Build a brazing hearth by arranging a wall of fire bricks, at least 1 foot high, to the back of your metal table -- this will absorb excess heat during the hardening and tempering process. Place your steel to be heated in front of the wall, on top of one or two more fire bricks. The fire bricks are a safe heat-resistant surface on which to place steel during heating. For example, with a drill bit, heat the tip of it (the useful end) with the gas blow torch until it becomes red hot. The steel should be glowing red.

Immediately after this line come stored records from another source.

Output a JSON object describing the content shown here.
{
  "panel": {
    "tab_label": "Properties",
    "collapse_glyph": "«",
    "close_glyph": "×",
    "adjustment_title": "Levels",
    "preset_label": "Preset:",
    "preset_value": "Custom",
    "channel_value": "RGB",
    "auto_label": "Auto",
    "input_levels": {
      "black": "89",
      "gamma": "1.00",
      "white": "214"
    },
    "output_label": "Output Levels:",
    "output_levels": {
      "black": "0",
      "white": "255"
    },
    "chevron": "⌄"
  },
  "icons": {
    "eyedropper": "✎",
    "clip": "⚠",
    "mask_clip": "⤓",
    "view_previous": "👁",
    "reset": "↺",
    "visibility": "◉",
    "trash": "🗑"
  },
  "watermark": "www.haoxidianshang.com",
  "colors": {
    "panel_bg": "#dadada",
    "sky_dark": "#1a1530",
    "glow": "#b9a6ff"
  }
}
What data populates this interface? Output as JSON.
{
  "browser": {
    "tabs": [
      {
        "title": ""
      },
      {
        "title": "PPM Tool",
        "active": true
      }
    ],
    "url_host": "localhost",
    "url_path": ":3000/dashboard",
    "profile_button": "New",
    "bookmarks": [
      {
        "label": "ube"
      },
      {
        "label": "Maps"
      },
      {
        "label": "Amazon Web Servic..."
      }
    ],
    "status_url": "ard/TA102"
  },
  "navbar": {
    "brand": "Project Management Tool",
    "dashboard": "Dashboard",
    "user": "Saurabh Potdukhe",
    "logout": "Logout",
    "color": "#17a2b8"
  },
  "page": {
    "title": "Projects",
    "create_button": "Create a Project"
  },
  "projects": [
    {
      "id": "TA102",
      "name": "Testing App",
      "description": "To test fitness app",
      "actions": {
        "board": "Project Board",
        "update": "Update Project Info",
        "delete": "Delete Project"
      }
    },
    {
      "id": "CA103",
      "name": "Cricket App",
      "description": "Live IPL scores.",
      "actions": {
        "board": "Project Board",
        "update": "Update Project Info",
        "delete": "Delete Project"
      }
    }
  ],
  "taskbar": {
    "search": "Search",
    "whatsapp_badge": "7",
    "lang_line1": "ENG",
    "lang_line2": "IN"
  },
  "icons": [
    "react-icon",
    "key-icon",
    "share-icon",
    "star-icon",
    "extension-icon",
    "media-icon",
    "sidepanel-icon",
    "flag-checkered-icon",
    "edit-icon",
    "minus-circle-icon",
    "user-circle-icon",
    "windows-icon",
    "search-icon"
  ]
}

Pick up the drill bit using the blacksmith's tongs and plunge it into the metal trough of cold water. A hissing sound and steam will result. The tip of the drill bit has been hardened but it is very brittle. It will break easily if used and is not yet fit for purpose.
Clean the head of the drill bit with the emery cloth. Place the drill bit back onto the fire bricks of the brazing hearth. Heat the tip of the drill bit once again with the blow torch; this stage is called tempering. Observe the steel continuously because it changes color quickly. Watch for the steel changing to blue. This line of blue will travel towards the tip of the drill bit. Turn off the blow torch when the blue line reaches the tip, this shows that the required temperature has been reached.
Pick up the drill bit using the blacksmith's tongs. Place it onto a steel surface, for example, the surface of an anvil. The drill bit should be allowed to cool as the steel surface draws heat away from it. Tempering is complete when the drill bit is cold. It should no longer be brittle but instead tough and durable.